ok, no more IMOS talk, every trade should be measured as risk/reward, as mkt spec and Josh have said- IMOS chart shows poor risk/reward. if u risk "only 30cents downside on IMOS" you better hope your risk reward is strong in this crappy tape, at least 3:1 so your downside is 30cents then your upside should be 90cents plus, assuming you bought in at fri close of 7.45, that means it should go back to new highs to achieve 3:1risk/reward...with the last week of distribution, i would say a new high looks very tough and poor risk/reward but, hey good luck. - or-kiter

Anonymous said...

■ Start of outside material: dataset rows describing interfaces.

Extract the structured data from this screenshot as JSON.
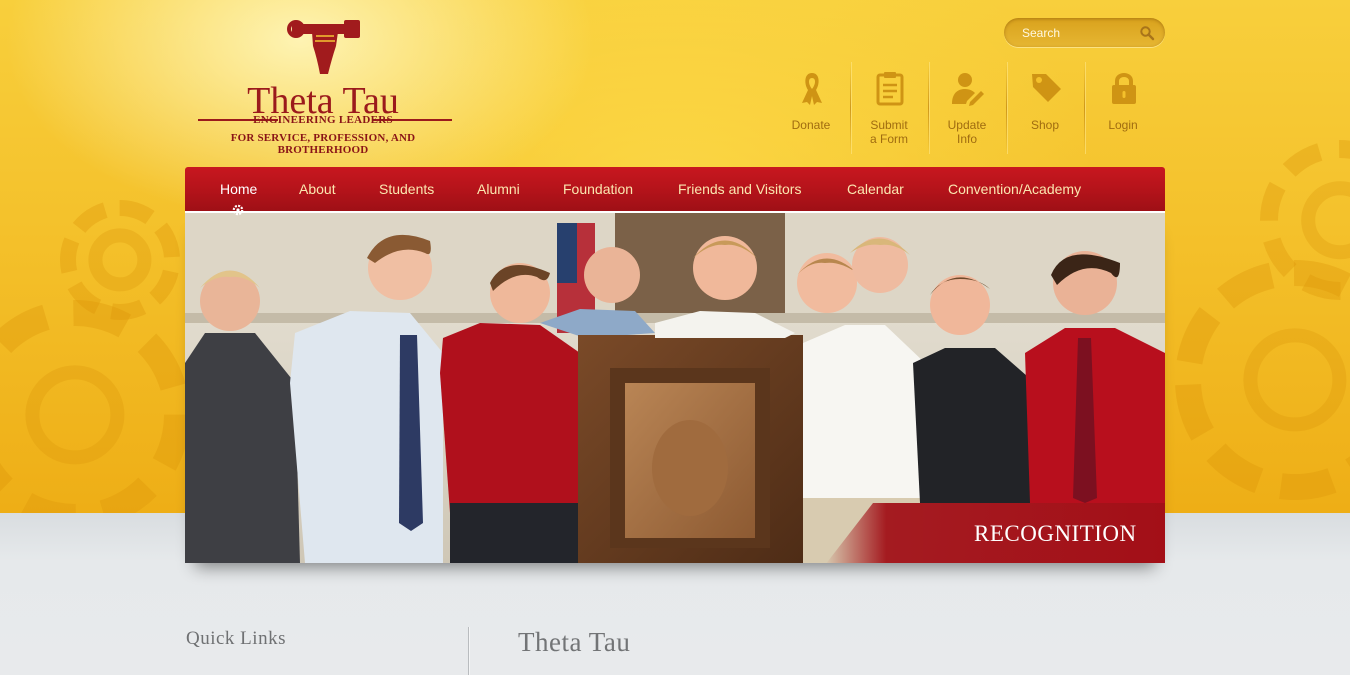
{
  "brand": {
    "name": "Theta Tau",
    "tagline_1": "ENGINEERING LEADERS",
    "tagline_2": "FOR SERVICE, PROFESSION, AND BROTHERHOOD",
    "logo_icon": "hammer-fist-emblem-icon",
    "color_primary": "#9b1a1c",
    "color_gold": "#f4c12b"
  },
  "search": {
    "placeholder": "Search",
    "icon": "search-icon"
  },
  "utility_links": [
    {
      "label": "Donate",
      "icon": "ribbon-icon"
    },
    {
      "label": "Submit\na Form",
      "icon": "clipboard-icon"
    },
    {
      "label": "Update\nInfo",
      "icon": "user-edit-icon"
    },
    {
      "label": "Shop",
      "icon": "tag-icon"
    },
    {
      "label": "Login",
      "icon": "lock-icon"
    }
  ],
  "nav": {
    "items": [
      {
        "label": "Home",
        "active": true
      },
      {
        "label": "About"
      },
      {
        "label": "Students"
      },
      {
        "label": "Alumni"
      },
      {
        "label": "Foundation"
      },
      {
        "label": "Friends and Visitors"
      },
      {
        "label": "Calendar"
      },
      {
        "label": "Convention/Academy"
      }
    ],
    "active_indicator_icon": "gear-icon"
  },
  "slider": {
    "caption": "RECOGNITION"
  },
  "sections": {
    "quick_links_title": "Quick Links",
    "main_title": "Theta Tau"
  }
}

Wow. Seems I touched off a lot of thoughts on IMOS. Since I started the fray, I’ll explain my thinking. In a downtrending market, most breakouts fail. I prefer to buy breakouts. But when the market does this, I start to look for for stocks that have recently broken out on good news from a good base and pulled back to support and hold. This means the flippers have exited, those that have held for awhile and taken profit, and nervous nellies. This is where the longer term buyers that missed the initial move can support it and it rebounds. I will not buy till it starts showing strength again. This is not a falling knife. It’s not falling into some abyss (and I’m not suicidal) but was falling back to good support. So far today, it’s failing to hold. I haven’t bought but am watching, as these are the types of stocks that can give us some good entry points if the world doesn’t end.
Bob C.

Anonymous said...

Bob C.

Win some lose one ever made any money standing on the sidelines...

Anonymous said...


Congratulations on ACR if you still have it.

Big reward for "trend followers".